Unlike Vargas and Saavedra, Farrel is unable to do much of anything for himself. He spends his time in Ushuala being served in various bars and restaurants. In one scene, he sits in a restaurant that appears to be alongside a tree-lined river, the leaves turning red in the glow of autumn. We feel this seasonal discrepancy before our minds correct it and we realize it is just a painted backdrop, a theatrical illusion. Later, he passes out in the cold after too much vodka, and is rescued and revived by his father. In an earlier scene, we see him similarly coming to consciousness in what appears to be somebody else’s work station. From such scenes, we understand that Farrel is not a creature who could survive alone in the wild.

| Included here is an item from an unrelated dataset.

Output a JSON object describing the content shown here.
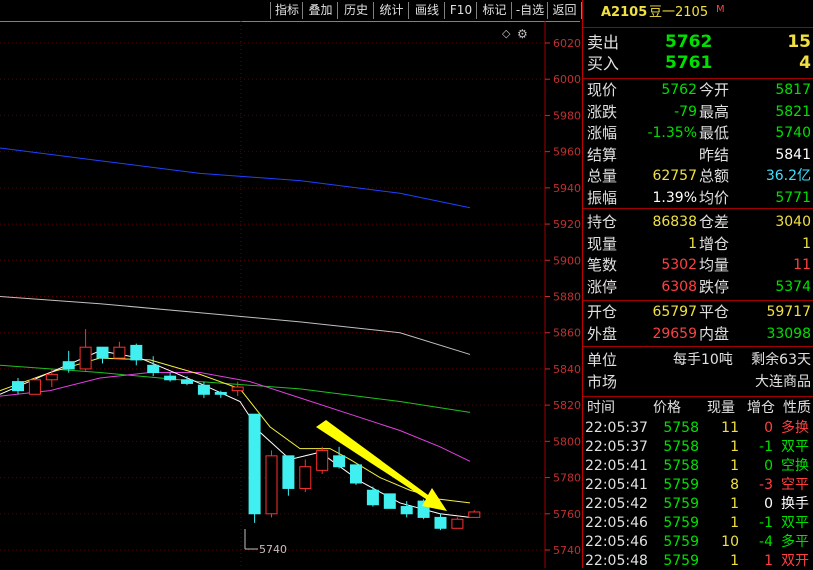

While waiting for a ride to the sawmill where he believes his mother to be living, he inadvertently alters the social and spacial dynamics of a bar where two men are playing cards. It is only when he leaves the room that we can give our attention to the card players. This scene is like the one in “La Libertad” in which Saavedra rides with a dog in the back of a pick-up truck. When he gets out of the truck, the camera remains with the dog, who, in Saavedra’s absence, now dominates the frame. We have a more complete picture of the dog in the truck after the man, who has dominated him, is removed.
This idea reaches its fruition in the last half hour of “Liverpool,” following what would have been a traditional Alonso ending, with Farrell’s disappearance into a lethal landscape. Instead of ending there, Alonso returns to the sawmill, where his father and daughter continue their daily routine of checking fox traps and tending sheep. We see how little his visit has affected his family. If his life is to have any meaning at all, it would be in the mind and memory of his daughter, who holds in her hands his only legacy, a bracelet made from the name of one of his many ports of call: Liverpool, a word that means nothing to her.